Can I take a moment to plug our retreat with the #AmWriting podcast ladies? Its called the Find Your Book, Find Your Mojo retreat. It was KJ’s idea, really, so we should give her the credit. But I’ve been working hard on all the details to make it an unforgettable weekend of friendship and writing and laughter. Our dearest hope is that you’ll come with your writing buddy or your writing group and learn how you can use Jennie’s Two-Tier Outline to help you move your writing forward. The Two-Tier can be used at any point. Really. Any point. (I should know, I refer to and rewrite mine all the time.) It’s small and powerful and social, and we will show you how to use it by yourself and with your writing group to help each other move forward.
I’m bringing my friends. Join us and bring yours!
You can find out more details HERE.
We are gearing up for Season TWO of Mom Writes. It’s all about REVISION! And to kick things off, Jennie is going to give a webinar about the Stoplight Method. It’s part of her revision process, and it helps you identify how best to use your time when tackling your revision.
If you would like to sign up for the webinar, you can do so HERE.
Show notes for the encore episode 59: Just Blow Something Up
[NSFK—the end of this episode is Not Suitable for Kids. Abby swears and we don’t edit it out, plus we mention dildos about 16 times, so put on your headphones as we enter chit chat territory at the end!]
Both Mel and Abby are sick. But Mel wins. She has the flu and shows up anyway because she is convinced that part of her self-care is talking about her edits. She tried extra hard this week to make up for her “bad edits” last time.
Jennie’s comments last time were along the lines of “but nothing is happening in the story.” So Mel’s solution was to go back and blow something up.
Jennie points out how dangerous it is to “blow stuff up” in a story. You can very easily make it about plot and not story. Mel’s story is about life and death and the choices we make around life and death. Mel’s writing played into that, so it works. But Jennie cautions writers not to just randomly include epic events in their stories if they don’t serve a purpose in the overarching WHY. If your motivation is “I just gotta make something happen” then that’s bad.
There needs to be a logic to every single action a character makes. It has to be logical in the universe of the story, and it has to be logical to who that character is. (Would that character actually do that?
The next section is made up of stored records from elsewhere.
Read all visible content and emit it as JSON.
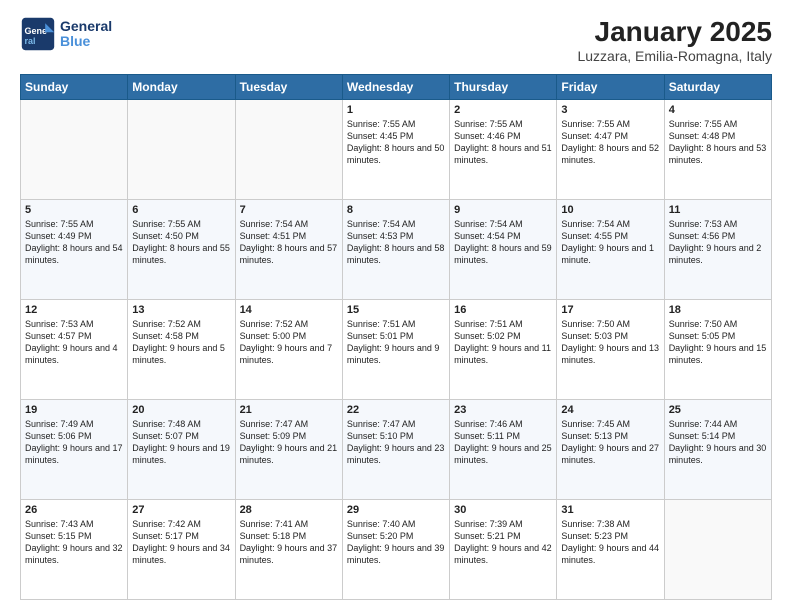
{
  "header": {
    "logo_line1": "General",
    "logo_line2": "Blue",
    "title": "January 2025",
    "subtitle": "Luzzara, Emilia-Romagna, Italy"
  },
  "weekdays": [
    "Sunday",
    "Monday",
    "Tuesday",
    "Wednesday",
    "Thursday",
    "Friday",
    "Saturday"
  ],
  "weeks": [
    [
      {
        "day": "",
        "info": ""
      },
      {
        "day": "",
        "info": ""
      },
      {
        "day": "",
        "info": ""
      },
      {
        "day": "1",
        "info": "Sunrise: 7:55 AM\nSunset: 4:45 PM\nDaylight: 8 hours\nand 50 minutes."
      },
      {
        "day": "2",
        "info": "Sunrise: 7:55 AM\nSunset: 4:46 PM\nDaylight: 8 hours\nand 51 minutes."
      },
      {
        "day": "3",
        "info": "Sunrise: 7:55 AM\nSunset: 4:47 PM\nDaylight: 8 hours\nand 52 minutes."
      },
      {
        "day": "4",
        "info": "Sunrise: 7:55 AM\nSunset: 4:48 PM\nDaylight: 8 hours\nand 53 minutes."
      }
    ],
    [
      {
        "day": "5",
        "info": "Sunrise: 7:55 AM\nSunset: 4:49 PM\nDaylight: 8 hours\nand 54 minutes."
      },
      {
        "day": "6",
        "info": "Sunrise: 7:55 AM\nSunset: 4:50 PM\nDaylight: 8 hours\nand 55 minutes."
      },
      {
        "day": "7",
        "info": "Sunrise: 7:54 AM\nSunset: 4:51 PM\nDaylight: 8 hours\nand 57 minutes."
      },
      {
        "day": "8",
        "info": "Sunrise: 7:54 AM\nSunset: 4:53 PM\nDaylight: 8 hours\nand 58 minutes."
      },
      {
        "day": "9",
        "info": "Sunrise: 7:54 AM\nSunset: 4:54 PM\nDaylight: 8 hours\nand 59 minutes."
      },
      {
        "day": "10",
        "info": "Sunrise: 7:54 AM\nSunset: 4:55 PM\nDaylight: 9 hours\nand 1 minute."
      },
      {
        "day": "11",
        "info": "Sunrise: 7:53 AM\nSunset: 4:56 PM\nDaylight: 9 hours\nand 2 minutes."
      }
    ],
    [
      {
        "day": "12",
        "info": "Sunrise: 7:53 AM\nSunset: 4:57 PM\nDaylight: 9 hours\nand 4 minutes."
      },
      {
        "day": "13",
        "info": "Sunrise: 7:52 AM\nSunset: 4:58 PM\nDaylight: 9 hours\nand 5 minutes."
      },
      {
        "day": "14",
        "info": "Sunrise: 7:52 AM\nSunset: 5:00 PM\nDaylight: 9 hours\nand 7 minutes."
      },
      {
        "day": "15",
        "info": "Sunrise: 7:51 AM\nSunset: 5:01 PM\nDaylight: 9 hours\nand 9 minutes."
      },
      {
        "day": "16",
        "info": "Sunrise: 7:51 AM\nSunset: 5:02 PM\nDaylight: 9 hours\nand 11 minutes."
      },
      {
        "day": "17",
        "info": "Sunrise: 7:50 AM\nSunset: 5:03 PM\nDaylight: 9 hours\nand 13 minutes."
      },
      {
        "day": "18",
        "info": "Sunrise: 7:50 AM\nSunset: 5:05 PM\nDaylight: 9 hours\nand 15 minutes."
      }
    ],
    [
      {
        "day": "19",
        "info": "Sunrise: 7:49 AM\nSunset: 5:06 PM\nDaylight: 9 hours\nand 17 minutes."
      },
      {
        "day": "20",
        "info": "Sunrise: 7:48 AM\nSunset: 5:07 PM\nDaylight: 9 hours\nand 19 minutes."
      },
      {
        "day": "21",
        "info": "Sunrise: 7:47 AM\nSunset: 5:09 PM\nDaylight: 9 hours\nand 21 minutes."
      },
      {
        "day": "22",
        "info": "Sunrise: 7:47 AM\nSunset: 5:10 PM\nDaylight: 9 hours\nand 23 minutes."
      },
      {
        "day": "23",
        "info": "Sunrise: 7:46 AM\nSunset: 5:11 PM\nDaylight: 9 hours\nand 25 minutes."
      },
      {
        "day": "24",
        "info": "Sunrise: 7:45 AM\nSunset: 5:13 PM\nDaylight: 9 hours\nand 27 minutes."
      },
      {
        "day": "25",
        "info": "Sunrise: 7:44 AM\nSunset: 5:14 PM\nDaylight: 9 hours\nand 30 minutes."
      }
    ],
    [
      {
        "day": "26",
        "info": "Sunrise: 7:43 AM\nSunset: 5:15 PM\nDaylight: 9 hours\nand 32 minutes."
      },
      {
        "day": "27",
        "info": "Sunrise: 7:42 AM\nSunset: 5:17 PM\nDaylight: 9 hours\nand 34 minutes."
      },
      {
        "day": "28",
        "info": "Sunrise: 7:41 AM\nSunset: 5:18 PM\nDaylight: 9 hours\nand 37 minutes."
      },
      {
        "day": "29",
        "info": "Sunrise: 7:40 AM\nSunset: 5:20 PM\nDaylight: 9 hours\nand 39 minutes."
      },
      {
        "day": "30",
        "info": "Sunrise: 7:39 AM\nSunset: 5:21 PM\nDaylight: 9 hours\nand 42 minutes."
      },
      {
        "day": "31",
        "info": "Sunrise: 7:38 AM\nSunset: 5:23 PM\nDaylight: 9 hours\nand 44 minutes."
      },
      {
        "day": "",
        "info": ""
      }
    ]
  ]
}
Why would they do that? And is it clear to the audience why they would do that?)
Mel beat herself up over her previous edits, but we talk about writers’ high standards for themselves. Why do writers think it has to be perfect the first time they write something? Mel points out that first-time writers hold themselves to that standard of perfection because they have been raised on a million wonderful books in their final form and have yet to develop an appreciation for the iterative process of writing.
Jennie says no one is immune from this, and that the people who are willing to put themselves in the vulnerable place of sharing their work are the people who end up doing good work. There are so many skills you have to master when writing a novel—SO MANY! So go easy on yourself when you make mistakes.
Besides having the flu, Mel also lost her work when Word crashes and she lost four pages. It could have been worse, but she had really liked those pages! Jennie shares a secret, and she calls it “device agnostic.” She talks about how everything she does lives in Dropbox.
We end by talking about The Life-Changing Magic of Tidying Up and The Gentle Art of Swedish Death Cleaning. We all have funny stories that revolve around hoarding childhood treasures.